Hayes has flashed Rick Nash ability driving to the net and is on course for a very acceptable and productive rookie season as a third line pivot. Sitting eighth in rookie scoring; only one rookie from the top twenty scorers has had less ice time per game highlighting how effective Hayes has been offensively. If Hayes can improve his faceoff effectiveness and shoot a little more he could have a very strong second half.
Henrik Lundqvist’s injury may have you feeling otherwise, but the Rangers remain in excellent shape to make the postseason. With an eight-point cushion over ninth-place Florida, securing a wild card berth shouldn’t be difficult even if overtaking the Penguins and Islanders for the Metro Division title may now be unrealistic.
Of course the team’s playoff hopes are pinned to Lundqvist, but there’s reason to believe the best is still ahead for the 2014-2015 Blueshirts – and it’s not because they’re sure to add an impact player by the trade deadline.
When you stop to think about it, how many players are really having standout seasons? Rick Nash, obviously. Kevin Klein has certainly exceeded expectations. Derek Stepan has been a point-per-game player when healthy. And Kevin Hayes has been a pleasant surprise as a rookie. Read More→

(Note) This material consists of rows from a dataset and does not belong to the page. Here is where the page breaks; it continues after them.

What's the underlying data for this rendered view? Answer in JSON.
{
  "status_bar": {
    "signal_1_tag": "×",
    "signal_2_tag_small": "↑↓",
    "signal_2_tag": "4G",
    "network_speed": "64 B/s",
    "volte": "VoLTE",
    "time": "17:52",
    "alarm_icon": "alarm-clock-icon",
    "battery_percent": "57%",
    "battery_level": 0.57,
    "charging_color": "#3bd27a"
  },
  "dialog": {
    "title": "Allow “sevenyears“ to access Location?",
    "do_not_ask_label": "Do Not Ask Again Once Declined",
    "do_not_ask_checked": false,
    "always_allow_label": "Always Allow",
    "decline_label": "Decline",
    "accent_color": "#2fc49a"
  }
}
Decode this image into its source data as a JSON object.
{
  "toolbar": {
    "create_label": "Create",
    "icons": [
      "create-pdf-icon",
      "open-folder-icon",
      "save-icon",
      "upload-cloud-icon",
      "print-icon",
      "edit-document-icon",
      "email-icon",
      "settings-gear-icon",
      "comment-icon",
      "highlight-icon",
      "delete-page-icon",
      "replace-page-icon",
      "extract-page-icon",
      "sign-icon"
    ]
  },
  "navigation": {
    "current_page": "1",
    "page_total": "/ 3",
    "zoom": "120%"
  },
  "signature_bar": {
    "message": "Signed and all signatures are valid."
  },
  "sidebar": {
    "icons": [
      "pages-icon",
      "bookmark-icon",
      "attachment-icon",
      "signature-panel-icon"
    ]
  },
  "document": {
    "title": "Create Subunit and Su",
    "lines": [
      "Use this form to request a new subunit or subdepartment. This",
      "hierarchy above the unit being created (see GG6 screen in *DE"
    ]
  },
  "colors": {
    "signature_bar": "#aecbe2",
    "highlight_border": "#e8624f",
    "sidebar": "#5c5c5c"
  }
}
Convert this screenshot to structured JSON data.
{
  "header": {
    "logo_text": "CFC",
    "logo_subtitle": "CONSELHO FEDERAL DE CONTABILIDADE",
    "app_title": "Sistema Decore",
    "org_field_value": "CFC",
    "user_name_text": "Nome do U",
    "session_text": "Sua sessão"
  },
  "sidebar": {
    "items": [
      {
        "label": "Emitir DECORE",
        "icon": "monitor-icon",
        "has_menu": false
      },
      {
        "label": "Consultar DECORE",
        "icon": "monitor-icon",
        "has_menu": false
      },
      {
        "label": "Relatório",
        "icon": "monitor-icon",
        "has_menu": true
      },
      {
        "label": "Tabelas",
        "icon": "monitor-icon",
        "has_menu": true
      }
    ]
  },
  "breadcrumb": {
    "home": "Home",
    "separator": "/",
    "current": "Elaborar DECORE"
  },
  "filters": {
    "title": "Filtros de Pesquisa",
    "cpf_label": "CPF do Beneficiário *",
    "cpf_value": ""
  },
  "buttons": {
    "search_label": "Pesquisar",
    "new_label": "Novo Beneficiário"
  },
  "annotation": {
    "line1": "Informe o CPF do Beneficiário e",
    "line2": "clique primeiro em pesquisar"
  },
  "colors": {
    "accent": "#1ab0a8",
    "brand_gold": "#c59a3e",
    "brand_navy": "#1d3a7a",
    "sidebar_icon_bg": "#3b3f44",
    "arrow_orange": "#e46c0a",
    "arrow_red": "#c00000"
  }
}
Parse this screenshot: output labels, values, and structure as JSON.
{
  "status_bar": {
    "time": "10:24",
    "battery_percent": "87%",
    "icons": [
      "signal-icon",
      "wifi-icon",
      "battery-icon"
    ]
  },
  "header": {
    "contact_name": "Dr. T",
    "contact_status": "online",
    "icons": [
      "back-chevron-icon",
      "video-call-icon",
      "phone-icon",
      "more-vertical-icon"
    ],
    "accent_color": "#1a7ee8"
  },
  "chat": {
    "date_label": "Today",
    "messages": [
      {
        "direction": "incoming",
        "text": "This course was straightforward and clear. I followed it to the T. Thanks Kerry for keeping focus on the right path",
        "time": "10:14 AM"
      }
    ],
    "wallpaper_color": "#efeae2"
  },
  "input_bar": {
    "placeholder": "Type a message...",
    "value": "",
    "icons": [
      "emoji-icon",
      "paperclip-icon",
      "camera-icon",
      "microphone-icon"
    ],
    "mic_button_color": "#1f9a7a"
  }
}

The Rangers obviously endured a significant loss with the news that Henrik Lundqvist will miss around three weeks of the regular season but here’s the thing; if it was going to happen then now is the perfect time, in the perfect situation and with a great schedule coming up. Providing Lundqvist comes back 100% the Rangers may see this as a blessing in disguise.
A quick look at the Rangers busy schedule for the next three weeks and there are several games where, based purely on standings and opposition quality, the Rangers shouldn’t ‘need’ Lundqvist which begs the question whether Talbot would have been in line for more starts this month anyway. In February alone the Rangers have several ‘bottom feeders’ on tap.
The Sabres, Coyotes (twice), Leafs are all on the February schedule while the Flames, Flyers and Avalanche also play the Rangers and aren’t exactly intimidating opponents this season either. Given Alain Vigneault’s declaration that he knew which games Talbot was going to get moving forward, did he look at the rather friendly – and busy – schedule and had already planned a heavier workload for Talbot in February?